        return new UrlGenerator($routes, $app->rebinding('request', function($app, $request)
        {
            $app['url']->setRequest($request);
        }));
    });
}

And there you can see that ‘url’ is, in fact, UrlGenerator ->(http://laravel.com/api/4.1/Illuminate/Routing/UrlGenerator.html).

Here’s the to() method:

/**
 * Generate a absolute URL to the given path.
 *
 * @param  string  $path
 * @param  mixed  $extra
 * @param  bool  $secure
 * @return string
 */
public function to($path, $extra = array(), $secure = null)
{
    // First we will check if the URL is already a valid URL. If it is we will not
    // try to generate a new one but will simply return the URL as is, which is
    // convenient since developers do not always have to check if it's valid.
    if ($this->isValidUrl($path)) return $path;

    $scheme = $this->getScheme($secure);

    $tail = implode('/', (array) $extra);

    // Once we have the scheme we will compile the "tail" by collapsing the values
    // into a single string delimited by slashes. This just makes it convenient
    // for passing the array of parameters to this URL as a list of segments.
    $root = $this->getRootUrl($scheme);

    return $this->trimUrl($root, $path, $tail);
}

It’s a little confusing at start, but you just have to remember:

1) Find the Alias.

2) Find the Facade and get the real internal name.

3) Find the ServiceProvider to find the real class.

Questions:
Answers:

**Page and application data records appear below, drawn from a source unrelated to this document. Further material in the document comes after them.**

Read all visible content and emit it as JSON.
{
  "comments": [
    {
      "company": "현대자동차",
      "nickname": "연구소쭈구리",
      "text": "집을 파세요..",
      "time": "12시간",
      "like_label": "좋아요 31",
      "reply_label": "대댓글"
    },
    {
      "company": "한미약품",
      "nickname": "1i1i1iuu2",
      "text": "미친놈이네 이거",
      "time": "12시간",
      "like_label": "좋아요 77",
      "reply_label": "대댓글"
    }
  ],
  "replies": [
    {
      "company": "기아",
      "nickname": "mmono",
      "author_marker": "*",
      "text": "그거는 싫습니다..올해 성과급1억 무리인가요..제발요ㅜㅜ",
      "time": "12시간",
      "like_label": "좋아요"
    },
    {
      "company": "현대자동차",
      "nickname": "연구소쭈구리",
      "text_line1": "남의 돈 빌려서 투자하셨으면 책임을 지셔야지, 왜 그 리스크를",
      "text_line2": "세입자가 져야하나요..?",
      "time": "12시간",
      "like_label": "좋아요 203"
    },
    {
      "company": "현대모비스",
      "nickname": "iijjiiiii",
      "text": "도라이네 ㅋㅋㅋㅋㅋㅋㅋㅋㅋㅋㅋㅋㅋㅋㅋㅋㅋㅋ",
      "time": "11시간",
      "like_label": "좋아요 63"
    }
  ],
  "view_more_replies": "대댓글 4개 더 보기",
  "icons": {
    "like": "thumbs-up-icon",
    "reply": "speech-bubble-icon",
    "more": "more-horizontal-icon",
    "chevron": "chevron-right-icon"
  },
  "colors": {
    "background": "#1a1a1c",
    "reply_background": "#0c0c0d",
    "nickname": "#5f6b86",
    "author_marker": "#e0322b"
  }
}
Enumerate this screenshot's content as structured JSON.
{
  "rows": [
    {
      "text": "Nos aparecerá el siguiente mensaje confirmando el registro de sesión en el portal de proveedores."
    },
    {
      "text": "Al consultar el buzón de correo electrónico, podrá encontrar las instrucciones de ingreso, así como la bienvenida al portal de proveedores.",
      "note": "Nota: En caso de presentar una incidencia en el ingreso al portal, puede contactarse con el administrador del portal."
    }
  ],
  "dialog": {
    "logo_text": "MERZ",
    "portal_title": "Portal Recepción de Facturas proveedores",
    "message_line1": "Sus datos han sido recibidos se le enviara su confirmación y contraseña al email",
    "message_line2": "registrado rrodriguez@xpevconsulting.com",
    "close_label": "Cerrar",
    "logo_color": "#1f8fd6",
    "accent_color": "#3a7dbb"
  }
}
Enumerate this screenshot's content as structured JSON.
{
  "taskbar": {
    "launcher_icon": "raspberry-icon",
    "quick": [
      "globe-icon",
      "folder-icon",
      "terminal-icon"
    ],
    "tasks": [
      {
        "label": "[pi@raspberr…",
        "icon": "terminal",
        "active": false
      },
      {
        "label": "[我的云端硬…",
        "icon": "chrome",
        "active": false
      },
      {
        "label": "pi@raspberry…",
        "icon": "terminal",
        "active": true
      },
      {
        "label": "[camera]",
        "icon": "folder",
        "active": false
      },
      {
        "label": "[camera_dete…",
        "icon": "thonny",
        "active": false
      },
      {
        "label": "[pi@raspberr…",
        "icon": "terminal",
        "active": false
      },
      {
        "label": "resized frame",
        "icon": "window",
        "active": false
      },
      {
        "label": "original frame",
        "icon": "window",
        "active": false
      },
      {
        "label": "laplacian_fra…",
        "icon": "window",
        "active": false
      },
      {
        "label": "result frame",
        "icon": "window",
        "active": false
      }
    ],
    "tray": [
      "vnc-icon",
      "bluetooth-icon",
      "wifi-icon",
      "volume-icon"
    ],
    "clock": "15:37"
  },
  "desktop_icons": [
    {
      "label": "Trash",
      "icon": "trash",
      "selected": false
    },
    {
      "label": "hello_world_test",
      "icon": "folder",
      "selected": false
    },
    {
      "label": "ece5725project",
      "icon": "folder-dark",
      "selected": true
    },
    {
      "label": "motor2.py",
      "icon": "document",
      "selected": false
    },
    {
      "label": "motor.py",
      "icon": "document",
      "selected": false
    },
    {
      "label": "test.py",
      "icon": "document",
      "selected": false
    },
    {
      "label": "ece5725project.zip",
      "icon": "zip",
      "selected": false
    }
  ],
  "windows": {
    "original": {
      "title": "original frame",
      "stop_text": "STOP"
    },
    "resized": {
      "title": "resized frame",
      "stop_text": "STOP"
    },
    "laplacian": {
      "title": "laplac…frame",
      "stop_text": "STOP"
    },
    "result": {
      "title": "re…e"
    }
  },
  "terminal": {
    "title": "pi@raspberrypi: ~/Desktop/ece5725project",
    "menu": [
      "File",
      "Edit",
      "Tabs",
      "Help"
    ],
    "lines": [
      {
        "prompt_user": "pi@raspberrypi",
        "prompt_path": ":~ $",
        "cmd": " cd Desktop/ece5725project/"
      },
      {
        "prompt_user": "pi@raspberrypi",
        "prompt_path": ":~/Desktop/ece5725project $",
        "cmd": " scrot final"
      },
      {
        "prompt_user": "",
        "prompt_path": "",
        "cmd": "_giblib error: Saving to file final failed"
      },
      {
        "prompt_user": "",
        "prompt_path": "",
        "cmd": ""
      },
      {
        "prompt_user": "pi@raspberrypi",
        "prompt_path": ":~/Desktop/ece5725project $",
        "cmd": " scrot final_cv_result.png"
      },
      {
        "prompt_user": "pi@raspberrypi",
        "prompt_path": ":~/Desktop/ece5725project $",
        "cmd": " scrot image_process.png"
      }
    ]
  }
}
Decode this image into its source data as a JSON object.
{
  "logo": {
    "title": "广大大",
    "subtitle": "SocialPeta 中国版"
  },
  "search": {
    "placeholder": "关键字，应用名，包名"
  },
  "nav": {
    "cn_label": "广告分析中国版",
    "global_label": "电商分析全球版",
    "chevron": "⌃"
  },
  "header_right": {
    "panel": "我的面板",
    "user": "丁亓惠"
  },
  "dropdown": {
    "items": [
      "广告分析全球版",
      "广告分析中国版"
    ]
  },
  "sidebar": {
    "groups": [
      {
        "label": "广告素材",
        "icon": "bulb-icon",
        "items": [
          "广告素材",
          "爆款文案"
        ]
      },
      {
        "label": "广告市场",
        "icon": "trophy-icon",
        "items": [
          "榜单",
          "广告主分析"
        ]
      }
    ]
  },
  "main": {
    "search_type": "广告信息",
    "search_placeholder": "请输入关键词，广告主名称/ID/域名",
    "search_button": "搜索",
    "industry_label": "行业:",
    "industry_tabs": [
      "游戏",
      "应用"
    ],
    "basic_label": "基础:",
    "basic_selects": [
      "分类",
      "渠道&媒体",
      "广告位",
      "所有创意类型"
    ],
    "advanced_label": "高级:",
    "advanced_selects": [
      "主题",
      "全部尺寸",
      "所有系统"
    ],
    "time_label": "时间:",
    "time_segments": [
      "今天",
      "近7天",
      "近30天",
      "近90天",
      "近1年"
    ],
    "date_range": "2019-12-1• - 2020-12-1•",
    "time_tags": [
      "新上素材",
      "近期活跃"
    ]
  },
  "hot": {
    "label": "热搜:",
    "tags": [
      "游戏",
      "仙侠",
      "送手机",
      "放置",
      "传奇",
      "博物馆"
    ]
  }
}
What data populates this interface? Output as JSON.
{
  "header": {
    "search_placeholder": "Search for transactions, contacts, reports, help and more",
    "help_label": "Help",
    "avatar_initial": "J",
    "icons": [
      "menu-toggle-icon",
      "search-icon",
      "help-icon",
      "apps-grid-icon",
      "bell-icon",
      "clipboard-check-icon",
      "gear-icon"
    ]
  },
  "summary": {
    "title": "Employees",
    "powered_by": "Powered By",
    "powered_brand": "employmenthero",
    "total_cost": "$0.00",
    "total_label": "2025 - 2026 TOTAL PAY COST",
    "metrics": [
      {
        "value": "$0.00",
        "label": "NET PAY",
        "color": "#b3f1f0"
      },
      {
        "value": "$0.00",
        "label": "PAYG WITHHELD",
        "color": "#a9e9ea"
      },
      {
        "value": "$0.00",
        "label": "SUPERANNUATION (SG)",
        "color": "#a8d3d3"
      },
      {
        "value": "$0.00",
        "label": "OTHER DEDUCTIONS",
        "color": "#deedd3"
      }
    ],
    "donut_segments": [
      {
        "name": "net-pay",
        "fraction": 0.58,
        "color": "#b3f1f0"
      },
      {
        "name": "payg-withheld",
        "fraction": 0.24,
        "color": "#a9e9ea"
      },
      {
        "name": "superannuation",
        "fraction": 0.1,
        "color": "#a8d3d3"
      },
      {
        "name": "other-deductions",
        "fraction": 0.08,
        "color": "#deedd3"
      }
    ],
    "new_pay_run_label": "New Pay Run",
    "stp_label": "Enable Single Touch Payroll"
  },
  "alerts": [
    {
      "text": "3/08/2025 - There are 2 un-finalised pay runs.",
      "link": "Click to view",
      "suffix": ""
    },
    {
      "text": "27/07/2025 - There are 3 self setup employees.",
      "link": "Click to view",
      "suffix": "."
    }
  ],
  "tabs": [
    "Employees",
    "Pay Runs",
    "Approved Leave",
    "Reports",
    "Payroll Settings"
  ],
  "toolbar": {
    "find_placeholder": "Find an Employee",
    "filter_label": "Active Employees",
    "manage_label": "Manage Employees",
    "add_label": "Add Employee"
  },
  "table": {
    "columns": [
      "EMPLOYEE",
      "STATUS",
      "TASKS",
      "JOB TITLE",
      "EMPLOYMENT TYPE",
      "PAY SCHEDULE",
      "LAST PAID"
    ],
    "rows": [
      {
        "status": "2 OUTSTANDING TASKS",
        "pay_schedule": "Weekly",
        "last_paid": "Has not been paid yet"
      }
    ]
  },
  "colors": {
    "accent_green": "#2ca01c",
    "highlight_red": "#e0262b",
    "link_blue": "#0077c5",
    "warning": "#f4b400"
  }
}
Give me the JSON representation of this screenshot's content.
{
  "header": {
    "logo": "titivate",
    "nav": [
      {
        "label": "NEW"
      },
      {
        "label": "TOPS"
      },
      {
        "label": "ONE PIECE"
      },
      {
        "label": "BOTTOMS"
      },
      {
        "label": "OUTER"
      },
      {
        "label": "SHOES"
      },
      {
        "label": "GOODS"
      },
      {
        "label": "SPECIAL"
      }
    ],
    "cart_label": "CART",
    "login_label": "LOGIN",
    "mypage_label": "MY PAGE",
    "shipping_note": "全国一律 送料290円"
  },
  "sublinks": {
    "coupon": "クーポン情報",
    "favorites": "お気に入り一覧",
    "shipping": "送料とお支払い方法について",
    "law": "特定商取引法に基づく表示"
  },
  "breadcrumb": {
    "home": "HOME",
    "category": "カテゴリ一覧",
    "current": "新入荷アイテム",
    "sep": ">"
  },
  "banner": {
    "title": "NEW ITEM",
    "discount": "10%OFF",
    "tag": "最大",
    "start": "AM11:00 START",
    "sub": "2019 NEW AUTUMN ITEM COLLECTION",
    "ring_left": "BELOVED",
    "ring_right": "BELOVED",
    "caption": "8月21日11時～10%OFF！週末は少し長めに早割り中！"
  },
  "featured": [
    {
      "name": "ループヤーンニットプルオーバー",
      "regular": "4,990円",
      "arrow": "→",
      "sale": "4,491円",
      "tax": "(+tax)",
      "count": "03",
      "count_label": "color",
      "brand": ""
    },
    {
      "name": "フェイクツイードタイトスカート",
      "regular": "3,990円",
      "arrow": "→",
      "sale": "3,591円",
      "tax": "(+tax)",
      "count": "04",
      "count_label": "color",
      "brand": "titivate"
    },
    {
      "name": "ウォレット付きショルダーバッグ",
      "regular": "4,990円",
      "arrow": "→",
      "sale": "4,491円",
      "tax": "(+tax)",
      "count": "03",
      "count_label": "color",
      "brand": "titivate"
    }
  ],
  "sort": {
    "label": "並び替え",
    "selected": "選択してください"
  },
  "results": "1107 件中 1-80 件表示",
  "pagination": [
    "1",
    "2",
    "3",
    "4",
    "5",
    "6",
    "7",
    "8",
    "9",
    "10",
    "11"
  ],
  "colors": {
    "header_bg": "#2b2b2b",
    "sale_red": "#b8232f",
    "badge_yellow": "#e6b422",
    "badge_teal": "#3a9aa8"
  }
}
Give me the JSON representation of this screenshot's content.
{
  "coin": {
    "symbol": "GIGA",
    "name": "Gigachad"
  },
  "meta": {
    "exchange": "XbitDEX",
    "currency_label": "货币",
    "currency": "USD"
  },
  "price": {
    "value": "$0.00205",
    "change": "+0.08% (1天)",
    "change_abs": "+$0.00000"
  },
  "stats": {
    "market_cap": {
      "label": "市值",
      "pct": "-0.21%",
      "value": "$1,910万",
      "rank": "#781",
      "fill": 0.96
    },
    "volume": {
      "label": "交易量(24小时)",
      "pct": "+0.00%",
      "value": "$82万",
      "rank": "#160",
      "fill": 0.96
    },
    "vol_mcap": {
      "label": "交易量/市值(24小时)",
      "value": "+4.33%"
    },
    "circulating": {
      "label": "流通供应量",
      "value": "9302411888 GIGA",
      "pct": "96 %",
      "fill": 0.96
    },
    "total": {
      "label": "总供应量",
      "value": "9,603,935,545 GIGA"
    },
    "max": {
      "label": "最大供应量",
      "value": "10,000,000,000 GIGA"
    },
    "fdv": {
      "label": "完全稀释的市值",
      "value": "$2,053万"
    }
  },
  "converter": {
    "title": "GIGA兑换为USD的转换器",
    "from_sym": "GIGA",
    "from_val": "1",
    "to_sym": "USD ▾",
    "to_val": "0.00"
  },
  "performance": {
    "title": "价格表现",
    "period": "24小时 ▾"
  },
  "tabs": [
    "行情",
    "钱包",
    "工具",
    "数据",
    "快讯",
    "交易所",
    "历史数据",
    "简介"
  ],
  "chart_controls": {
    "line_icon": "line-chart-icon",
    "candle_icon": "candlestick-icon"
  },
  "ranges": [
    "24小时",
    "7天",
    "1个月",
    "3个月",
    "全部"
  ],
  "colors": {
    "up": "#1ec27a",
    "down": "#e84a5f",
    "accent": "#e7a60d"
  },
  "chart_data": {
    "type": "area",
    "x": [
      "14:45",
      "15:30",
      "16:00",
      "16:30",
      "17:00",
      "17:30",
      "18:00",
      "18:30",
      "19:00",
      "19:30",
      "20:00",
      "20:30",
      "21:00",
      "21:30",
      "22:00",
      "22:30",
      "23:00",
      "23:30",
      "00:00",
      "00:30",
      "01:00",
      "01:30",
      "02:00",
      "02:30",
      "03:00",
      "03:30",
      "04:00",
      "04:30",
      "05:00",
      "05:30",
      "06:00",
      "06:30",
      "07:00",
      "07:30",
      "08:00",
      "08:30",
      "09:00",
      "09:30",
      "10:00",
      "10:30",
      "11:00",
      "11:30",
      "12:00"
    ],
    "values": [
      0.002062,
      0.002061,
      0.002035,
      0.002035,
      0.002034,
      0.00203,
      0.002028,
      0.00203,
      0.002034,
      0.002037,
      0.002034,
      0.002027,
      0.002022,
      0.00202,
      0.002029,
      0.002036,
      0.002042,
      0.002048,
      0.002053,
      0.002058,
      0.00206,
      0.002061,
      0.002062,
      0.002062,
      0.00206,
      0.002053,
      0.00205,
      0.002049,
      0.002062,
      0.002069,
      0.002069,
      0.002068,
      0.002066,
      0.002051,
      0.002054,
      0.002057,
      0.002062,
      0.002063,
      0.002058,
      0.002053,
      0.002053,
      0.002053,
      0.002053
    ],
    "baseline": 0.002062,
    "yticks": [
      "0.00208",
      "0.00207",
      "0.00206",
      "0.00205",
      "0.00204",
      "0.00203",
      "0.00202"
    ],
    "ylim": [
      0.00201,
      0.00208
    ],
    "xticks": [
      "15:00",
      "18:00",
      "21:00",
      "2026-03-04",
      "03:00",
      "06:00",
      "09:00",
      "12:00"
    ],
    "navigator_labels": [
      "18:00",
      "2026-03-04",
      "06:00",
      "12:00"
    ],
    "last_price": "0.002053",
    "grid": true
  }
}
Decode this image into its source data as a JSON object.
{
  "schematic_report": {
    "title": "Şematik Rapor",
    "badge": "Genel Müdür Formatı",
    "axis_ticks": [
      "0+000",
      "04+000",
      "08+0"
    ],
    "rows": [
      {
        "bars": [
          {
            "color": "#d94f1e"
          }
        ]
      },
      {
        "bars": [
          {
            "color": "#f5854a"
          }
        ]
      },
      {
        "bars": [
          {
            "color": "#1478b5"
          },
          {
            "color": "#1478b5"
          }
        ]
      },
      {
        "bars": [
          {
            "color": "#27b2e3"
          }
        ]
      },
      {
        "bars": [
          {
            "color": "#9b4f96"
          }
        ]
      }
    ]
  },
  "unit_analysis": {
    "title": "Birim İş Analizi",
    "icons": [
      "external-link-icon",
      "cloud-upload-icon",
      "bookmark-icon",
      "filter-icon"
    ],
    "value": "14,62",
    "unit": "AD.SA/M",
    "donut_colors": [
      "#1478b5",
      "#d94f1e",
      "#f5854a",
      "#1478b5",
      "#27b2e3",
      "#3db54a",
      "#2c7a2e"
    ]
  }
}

When you call something like URL::to('string') you are using the Facade as you found out by inspecting the facade namespace. The facade class itself just points the request to the class it should use, in this case url, this class is bound to the Laravel IoC container in Illuminate\Routing\RoutingServiceProvider in the method registerUrlGenerator().

By studying the binding you can see that when you use the URL facade you are actually using the class Illuminate\Routing\UrlGenerator.

The API documentation isn’t actually as useful in a framework like Laravel where facades provide access to classes via an IoC container and thus abstracting the implementation from the calling code. This makes it very hard to actually find where the class you are actually using is. I resort to running searches on the vendor directory. If the facade returns url. I search for $this->app['url'] that will find the binding, I can then follow the trail to the classes that are actually used. Failing this search, I would resort to searching simply for ('url within the vendor directory.

As to your second question, if you want to instantiate a class that is namespaced you must use the namespace.

$filesystem = new Illuminate\Filesystem\Filesystem();

You wouldn’t actually need to do this as this class is bound to the IoC container using the alias files that via the facade File gives you full access the class via static calls.

Alternatively if you want your own copy of the Filesystem class, it would be better to use the IoC container to get it.

$filesystem = App::make('files');

Questions:
Answers:

The documentation and the api listing are two separate things, for documentation you want http://laravel.com/docs.

That being said, this is a handy little cheat sheet for Laravel 4: http://cheats.jesse-obrien.ca/